MSNBC anchor Joy Reid accepted Republican Georgia Senate candidate Herschel Walker’s proposed debate challenge on air Wednesday evening.
Walker called for the debate shortly after Reid mocked him in a Tuesday tweet for accidentally saying “erection” instead of “election” during an appearance on Fox News with Republican Senators Ted Cruz of Texas and Lindsey Graham of South Carolina. The senate candidate said since he dominated in the October debate against Warnock, he would against Reid as well.
“I say, any day of the week she wants to debate, she can show up here and I’ll debate her as well on any subject,” he said in an interview with “Real America’s Voice.” “She can come up with the subject, and let’s go at it.”
Reid accepted the senate candidate’s challenge, but warned that he must debate her one-on-one.
“Okay, Herschel, come on,” Reid said. “It ain’t but a short walk. No seriously, we’ve reached to your team. We will have you on “TheReidOut” any day and we can debate. Just tell us when. But I do want to make one thing clear, Herschel, you can’t bring your friends.”
She showed four images of Walker’s television appearances with Cruz and Graham, in addition to Republican Senator Tim Scott of South Carolina, who have been major advocates for his victory in the Georgia runoff against Democratic incumbent Sen. Raphael Warnock.
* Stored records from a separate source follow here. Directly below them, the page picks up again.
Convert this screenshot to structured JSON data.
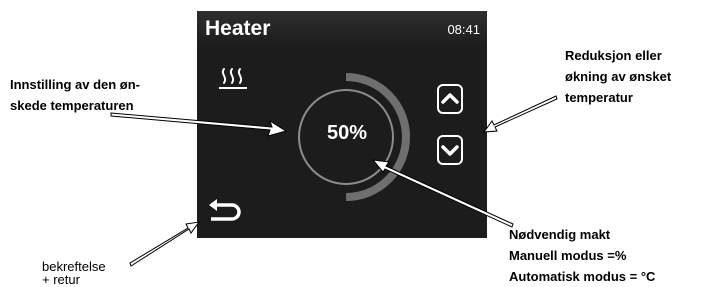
{
  "screen": {
    "title": "Heater",
    "time": "08:41",
    "value": "50%",
    "level": 0.5,
    "icons": {
      "heat": "heat-waves-icon",
      "up": "chevron-up-icon",
      "down": "chevron-down-icon",
      "back": "return-arrow-icon"
    }
  },
  "annotations": {
    "setting": [
      "Innstilling av den øn-",
      "skede temperaturen"
    ],
    "adjust": [
      "Reduksjon eller",
      "økning av ønsket",
      "temperatur"
    ],
    "power": [
      "Nødvendig makt",
      "Manuell modus =%",
      "Automatisk modus = °C"
    ],
    "confirm": [
      "bekreftelse",
      "+ retur"
    ]
  }
}
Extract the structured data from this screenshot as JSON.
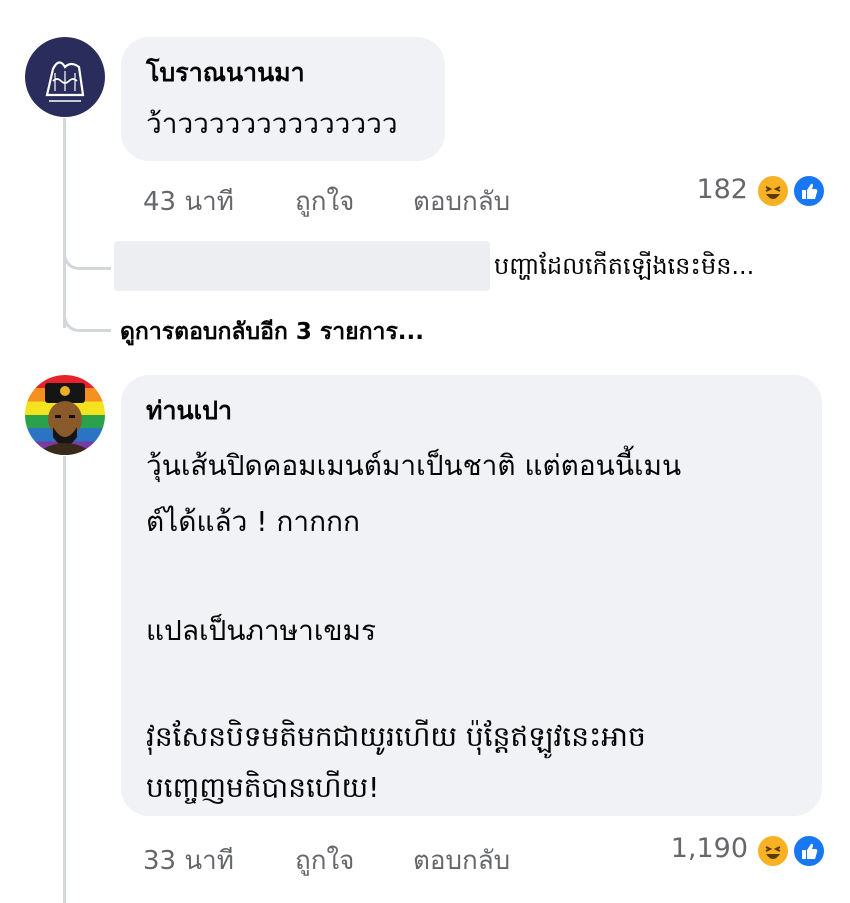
{
  "comments": [
    {
      "author": "โบราณนานมา",
      "text": "ว้าวววววววววววววว",
      "time": "43 นาที",
      "like_label": "ถูกใจ",
      "reply_label": "ตอบกลับ",
      "reaction_count": "182"
    },
    {
      "author": "ท่านเปา",
      "text_lines": [
        "วุ้นเส้นปิดคอมเมนต์มาเป็นชาติ แต่ตอนนี้เมน",
        "ต์ได้แล้ว ! กากกก",
        "",
        "แปลเป็นภาษาเขมร",
        "",
        "វុនសែនបិទមតិមកជាយូរហើយ ប៉ុន្តែឥឡូវនេះអាច",
        "បញ្ចេញមតិបានហើយ!"
      ],
      "time": "33 นาที",
      "like_label": "ถูกใจ",
      "reply_label": "ตอบกลับ",
      "reaction_count": "1,190"
    }
  ],
  "reply_preview": {
    "text": "បញ្ហាដែលកើតឡើងនេះមិន..."
  },
  "view_more_replies": "ดูการตอบกลับอีก 3 รายการ...",
  "reactions": {
    "haha_icon": "haha-emoji-icon",
    "like_icon": "like-thumb-icon",
    "haha_color": "#f7b125",
    "like_color": "#1877f2"
  }
}
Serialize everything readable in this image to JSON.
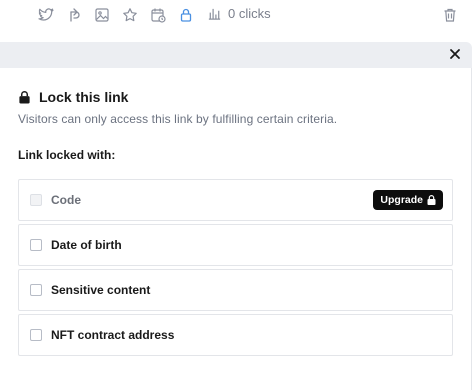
{
  "toolbar": {
    "icons": [
      "twitter-icon",
      "share-icon",
      "image-icon",
      "star-icon",
      "schedule-icon",
      "lock-icon",
      "bar-chart-icon",
      "trash-icon"
    ],
    "clicks_label": "0 clicks",
    "accent_color": "#4a90e2",
    "icon_color": "#8a8f9c"
  },
  "lock_panel": {
    "title": "Lock this link",
    "description": "Visitors can only access this link by fulfilling certain criteria.",
    "locked_with_label": "Link locked with:",
    "options": [
      {
        "label": "Code",
        "disabled": true,
        "badge": "Upgrade"
      },
      {
        "label": "Date of birth",
        "disabled": false
      },
      {
        "label": "Sensitive content",
        "disabled": false
      },
      {
        "label": "NFT contract address",
        "disabled": false
      }
    ]
  }
}
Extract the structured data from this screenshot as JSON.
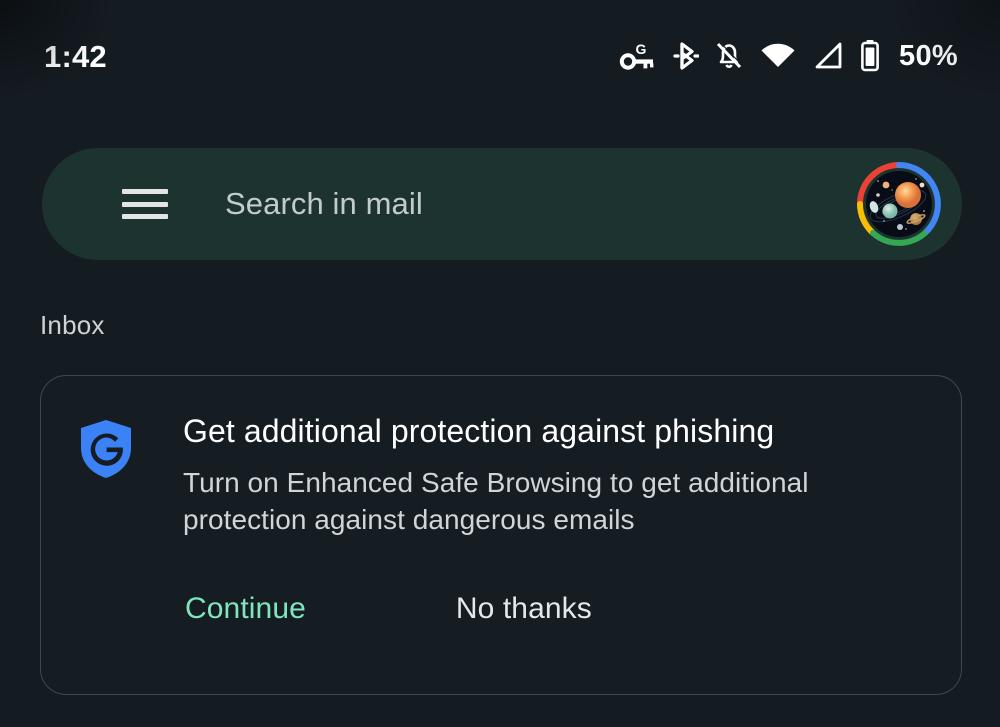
{
  "status_bar": {
    "clock": "1:42",
    "battery_percent": "50%",
    "icons": [
      {
        "name": "vpn-key-google-icon",
        "label": "VPN key with G"
      },
      {
        "name": "bluetooth-icon",
        "label": "Bluetooth"
      },
      {
        "name": "notifications-muted-icon",
        "label": "Notifications silenced"
      },
      {
        "name": "wifi-icon",
        "label": "Wi-Fi full"
      },
      {
        "name": "cell-signal-icon",
        "label": "Mobile signal"
      },
      {
        "name": "battery-icon",
        "label": "Battery"
      }
    ]
  },
  "search": {
    "placeholder": "Search in mail",
    "menu_icon": "hamburger-menu-icon",
    "background_color": "#1d3330"
  },
  "account": {
    "avatar_icon": "account-avatar",
    "ring_colors": [
      "#ea4335",
      "#fbbc04",
      "#34a853",
      "#4285f4"
    ]
  },
  "mailbox": {
    "label": "Inbox"
  },
  "promo_card": {
    "icon": "google-safe-browsing-shield-icon",
    "icon_color": "#3b82f6",
    "title": "Get additional protection against phishing",
    "body": "Turn on Enhanced Safe Browsing to get additional protection against dangerous emails",
    "primary_action": "Continue",
    "secondary_action": "No thanks",
    "primary_action_color": "#7fe6bc"
  },
  "theme": {
    "background": "#141b21",
    "card_border": "#3b4a50",
    "text_primary": "#ffffff",
    "text_secondary": "#cfd5d8"
  }
}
“See your friends there? You can’t bring them,” Reid continued. “You have to do this debate on your own. But come on! The doors of the church are open like the pastor says.” (RELATED: ‘We Are A Country Founded On Violence’: Joy Reid Shares Her Thanksgiving Message)
The two senators have largely campaigned with Walker prior to the Georgia election, which is now going to a runoff on Dec. 6. Walker narrowly trailed behind Warnock in the race, with the Democrat garnering 49.4% of the vote compared to 48.5% for Walker, with more than 95% of the vote in. Under Georgia law, a candidate must exceed 50% of the vote to be declared the winner.
Walker raked in $3.3 million on the first day of his runoff campaign and previously said he intends to hold rallies in densely populated areas to earn the backing of Republicans, supporters of former President Donald Trump and Independent voters.
The Trump-endorsed Republican has come under fire after two women accused him of paying for their abortions both in the early 1990’s and in 2009. Walker has repeatedly denied these accusations, though he admitted in an NBC News interview that he did in fact sign a $700 check allegedly used for the accuser’s abortion in 2009.